(Listed entries)
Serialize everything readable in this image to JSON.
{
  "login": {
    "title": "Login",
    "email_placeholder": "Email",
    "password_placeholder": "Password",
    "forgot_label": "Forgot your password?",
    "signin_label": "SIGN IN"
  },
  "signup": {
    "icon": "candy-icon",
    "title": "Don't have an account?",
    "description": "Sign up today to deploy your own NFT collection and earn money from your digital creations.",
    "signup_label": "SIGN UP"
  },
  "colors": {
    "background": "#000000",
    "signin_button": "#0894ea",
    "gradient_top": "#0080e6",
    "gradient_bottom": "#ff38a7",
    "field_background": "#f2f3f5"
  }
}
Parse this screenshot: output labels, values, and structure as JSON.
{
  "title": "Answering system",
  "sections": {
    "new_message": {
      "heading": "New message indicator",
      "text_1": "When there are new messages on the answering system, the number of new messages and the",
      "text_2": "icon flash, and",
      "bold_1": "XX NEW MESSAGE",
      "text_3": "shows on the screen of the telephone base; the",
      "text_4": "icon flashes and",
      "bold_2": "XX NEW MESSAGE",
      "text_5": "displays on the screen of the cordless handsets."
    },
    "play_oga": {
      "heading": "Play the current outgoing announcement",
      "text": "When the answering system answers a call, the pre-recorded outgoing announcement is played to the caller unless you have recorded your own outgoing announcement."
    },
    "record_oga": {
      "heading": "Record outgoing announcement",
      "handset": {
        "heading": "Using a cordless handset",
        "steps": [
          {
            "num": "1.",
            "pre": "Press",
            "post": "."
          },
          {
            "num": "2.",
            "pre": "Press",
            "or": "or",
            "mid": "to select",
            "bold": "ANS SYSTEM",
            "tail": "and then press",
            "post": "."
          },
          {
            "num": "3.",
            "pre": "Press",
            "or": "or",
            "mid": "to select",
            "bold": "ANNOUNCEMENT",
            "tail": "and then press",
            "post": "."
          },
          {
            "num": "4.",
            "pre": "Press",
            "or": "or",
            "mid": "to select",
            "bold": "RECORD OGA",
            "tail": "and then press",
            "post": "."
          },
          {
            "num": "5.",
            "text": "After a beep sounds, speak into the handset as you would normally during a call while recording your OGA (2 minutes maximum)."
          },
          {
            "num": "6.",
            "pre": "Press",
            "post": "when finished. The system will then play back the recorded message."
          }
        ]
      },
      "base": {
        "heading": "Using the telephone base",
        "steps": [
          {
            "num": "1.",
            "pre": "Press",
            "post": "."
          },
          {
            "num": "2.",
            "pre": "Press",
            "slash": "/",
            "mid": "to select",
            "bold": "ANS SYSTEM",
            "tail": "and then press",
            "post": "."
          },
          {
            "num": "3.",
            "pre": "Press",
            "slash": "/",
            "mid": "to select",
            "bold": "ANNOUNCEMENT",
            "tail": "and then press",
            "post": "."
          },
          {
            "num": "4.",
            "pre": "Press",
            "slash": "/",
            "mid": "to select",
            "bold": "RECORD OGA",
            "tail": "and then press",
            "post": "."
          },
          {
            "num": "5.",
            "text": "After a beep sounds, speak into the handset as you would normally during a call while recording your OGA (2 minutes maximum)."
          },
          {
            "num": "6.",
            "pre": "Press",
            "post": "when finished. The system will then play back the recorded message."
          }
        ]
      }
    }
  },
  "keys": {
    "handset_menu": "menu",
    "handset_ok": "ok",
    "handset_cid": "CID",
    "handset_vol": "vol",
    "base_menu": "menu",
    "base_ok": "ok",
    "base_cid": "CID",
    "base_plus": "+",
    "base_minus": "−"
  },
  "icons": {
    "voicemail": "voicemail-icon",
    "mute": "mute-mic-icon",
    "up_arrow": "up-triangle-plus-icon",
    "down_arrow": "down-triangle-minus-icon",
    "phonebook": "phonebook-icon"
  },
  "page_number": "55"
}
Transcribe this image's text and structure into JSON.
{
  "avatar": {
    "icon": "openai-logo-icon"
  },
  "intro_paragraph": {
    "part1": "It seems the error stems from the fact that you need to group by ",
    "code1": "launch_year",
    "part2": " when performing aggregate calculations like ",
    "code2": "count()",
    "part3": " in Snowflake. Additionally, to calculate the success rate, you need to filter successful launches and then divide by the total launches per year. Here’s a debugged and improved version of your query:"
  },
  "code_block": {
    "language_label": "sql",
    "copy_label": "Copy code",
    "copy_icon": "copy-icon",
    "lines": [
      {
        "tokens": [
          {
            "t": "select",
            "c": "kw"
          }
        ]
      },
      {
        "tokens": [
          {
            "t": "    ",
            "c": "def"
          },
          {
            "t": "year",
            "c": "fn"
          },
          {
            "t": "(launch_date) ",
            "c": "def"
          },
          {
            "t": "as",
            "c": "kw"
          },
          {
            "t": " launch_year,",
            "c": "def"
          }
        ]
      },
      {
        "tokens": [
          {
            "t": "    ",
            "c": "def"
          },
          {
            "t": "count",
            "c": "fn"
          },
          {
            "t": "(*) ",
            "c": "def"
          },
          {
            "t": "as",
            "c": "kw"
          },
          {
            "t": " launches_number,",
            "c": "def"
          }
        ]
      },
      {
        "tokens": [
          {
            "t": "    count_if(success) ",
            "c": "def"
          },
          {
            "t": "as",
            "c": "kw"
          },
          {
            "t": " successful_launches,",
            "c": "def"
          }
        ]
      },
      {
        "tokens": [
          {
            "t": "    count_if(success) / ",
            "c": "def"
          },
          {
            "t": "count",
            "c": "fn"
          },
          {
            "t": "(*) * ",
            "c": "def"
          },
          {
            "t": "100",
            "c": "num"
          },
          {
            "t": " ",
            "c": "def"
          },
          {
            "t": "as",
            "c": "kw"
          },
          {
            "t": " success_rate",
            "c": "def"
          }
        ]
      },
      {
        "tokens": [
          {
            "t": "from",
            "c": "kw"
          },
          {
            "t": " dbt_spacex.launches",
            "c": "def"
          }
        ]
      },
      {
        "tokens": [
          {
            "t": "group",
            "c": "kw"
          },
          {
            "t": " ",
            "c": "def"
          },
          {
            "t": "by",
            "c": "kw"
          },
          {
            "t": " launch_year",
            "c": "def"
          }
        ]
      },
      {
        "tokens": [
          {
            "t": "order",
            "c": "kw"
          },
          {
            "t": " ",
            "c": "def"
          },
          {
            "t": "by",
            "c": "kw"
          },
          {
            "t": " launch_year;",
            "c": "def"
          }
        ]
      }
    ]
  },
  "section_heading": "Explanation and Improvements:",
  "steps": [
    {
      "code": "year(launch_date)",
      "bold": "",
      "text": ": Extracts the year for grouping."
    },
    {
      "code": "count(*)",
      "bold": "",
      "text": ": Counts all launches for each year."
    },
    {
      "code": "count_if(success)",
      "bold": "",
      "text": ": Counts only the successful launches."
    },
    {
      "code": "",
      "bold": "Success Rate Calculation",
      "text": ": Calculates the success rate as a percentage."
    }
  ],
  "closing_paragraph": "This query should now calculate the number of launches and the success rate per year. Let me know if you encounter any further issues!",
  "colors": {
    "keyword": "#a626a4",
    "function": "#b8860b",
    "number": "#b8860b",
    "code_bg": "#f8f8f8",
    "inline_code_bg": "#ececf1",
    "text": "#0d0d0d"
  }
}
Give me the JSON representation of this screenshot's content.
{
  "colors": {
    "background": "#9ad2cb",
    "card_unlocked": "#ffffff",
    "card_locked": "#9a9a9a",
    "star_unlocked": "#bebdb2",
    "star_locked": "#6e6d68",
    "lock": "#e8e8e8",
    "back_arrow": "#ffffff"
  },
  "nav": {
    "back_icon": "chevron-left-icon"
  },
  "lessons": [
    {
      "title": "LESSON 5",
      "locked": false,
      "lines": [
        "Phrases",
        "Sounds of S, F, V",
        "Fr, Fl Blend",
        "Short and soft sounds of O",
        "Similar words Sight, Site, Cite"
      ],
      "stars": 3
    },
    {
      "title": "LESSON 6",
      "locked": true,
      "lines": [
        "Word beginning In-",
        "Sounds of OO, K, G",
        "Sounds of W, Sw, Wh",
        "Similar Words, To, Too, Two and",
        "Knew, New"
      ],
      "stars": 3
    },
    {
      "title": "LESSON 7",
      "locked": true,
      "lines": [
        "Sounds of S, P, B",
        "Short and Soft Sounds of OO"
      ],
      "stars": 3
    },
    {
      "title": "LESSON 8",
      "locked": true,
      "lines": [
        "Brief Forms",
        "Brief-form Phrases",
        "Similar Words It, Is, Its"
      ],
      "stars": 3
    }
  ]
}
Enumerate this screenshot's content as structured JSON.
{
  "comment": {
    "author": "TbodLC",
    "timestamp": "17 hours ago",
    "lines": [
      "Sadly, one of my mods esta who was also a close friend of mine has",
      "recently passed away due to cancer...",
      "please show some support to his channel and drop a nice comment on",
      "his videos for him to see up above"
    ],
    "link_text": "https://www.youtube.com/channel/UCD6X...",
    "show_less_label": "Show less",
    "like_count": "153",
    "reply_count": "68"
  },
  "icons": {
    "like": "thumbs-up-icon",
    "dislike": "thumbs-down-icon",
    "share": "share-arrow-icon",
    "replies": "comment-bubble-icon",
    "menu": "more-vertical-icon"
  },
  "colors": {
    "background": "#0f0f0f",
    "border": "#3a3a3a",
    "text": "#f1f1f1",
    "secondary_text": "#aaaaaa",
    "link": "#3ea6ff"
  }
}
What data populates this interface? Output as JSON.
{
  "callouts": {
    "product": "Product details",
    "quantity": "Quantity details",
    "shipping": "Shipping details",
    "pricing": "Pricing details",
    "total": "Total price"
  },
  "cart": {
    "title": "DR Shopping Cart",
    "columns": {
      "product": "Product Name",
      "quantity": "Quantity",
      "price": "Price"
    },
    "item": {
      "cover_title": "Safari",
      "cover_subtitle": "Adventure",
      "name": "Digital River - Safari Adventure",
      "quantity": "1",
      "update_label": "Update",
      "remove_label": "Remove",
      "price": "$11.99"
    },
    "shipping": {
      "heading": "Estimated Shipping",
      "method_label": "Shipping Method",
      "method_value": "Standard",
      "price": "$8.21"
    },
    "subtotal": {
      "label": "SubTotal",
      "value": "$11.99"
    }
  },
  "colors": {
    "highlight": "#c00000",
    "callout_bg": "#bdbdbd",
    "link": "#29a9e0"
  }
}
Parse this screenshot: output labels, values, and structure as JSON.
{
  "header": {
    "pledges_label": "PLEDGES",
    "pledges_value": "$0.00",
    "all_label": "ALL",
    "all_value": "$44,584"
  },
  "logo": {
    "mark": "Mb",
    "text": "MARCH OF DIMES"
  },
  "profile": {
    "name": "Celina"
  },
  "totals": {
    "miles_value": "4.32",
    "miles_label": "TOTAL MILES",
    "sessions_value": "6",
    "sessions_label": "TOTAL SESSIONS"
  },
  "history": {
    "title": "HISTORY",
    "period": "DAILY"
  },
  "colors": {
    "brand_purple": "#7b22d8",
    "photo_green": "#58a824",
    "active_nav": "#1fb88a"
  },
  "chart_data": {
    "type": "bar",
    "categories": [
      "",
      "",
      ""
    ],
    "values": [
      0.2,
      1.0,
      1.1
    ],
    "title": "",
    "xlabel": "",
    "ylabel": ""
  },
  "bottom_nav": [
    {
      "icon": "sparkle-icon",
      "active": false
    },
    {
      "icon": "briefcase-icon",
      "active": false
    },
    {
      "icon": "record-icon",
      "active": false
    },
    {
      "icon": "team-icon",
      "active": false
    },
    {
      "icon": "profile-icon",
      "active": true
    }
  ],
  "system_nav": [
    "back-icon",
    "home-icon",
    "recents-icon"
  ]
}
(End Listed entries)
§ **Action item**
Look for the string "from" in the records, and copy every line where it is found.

§ **The completed task**
    "description": "Sign up today to deploy your own NFT collection and earn money from your digital creations.",
    "part1": "It seems the error stems from the fact that you need to group by ",
            "t": "from",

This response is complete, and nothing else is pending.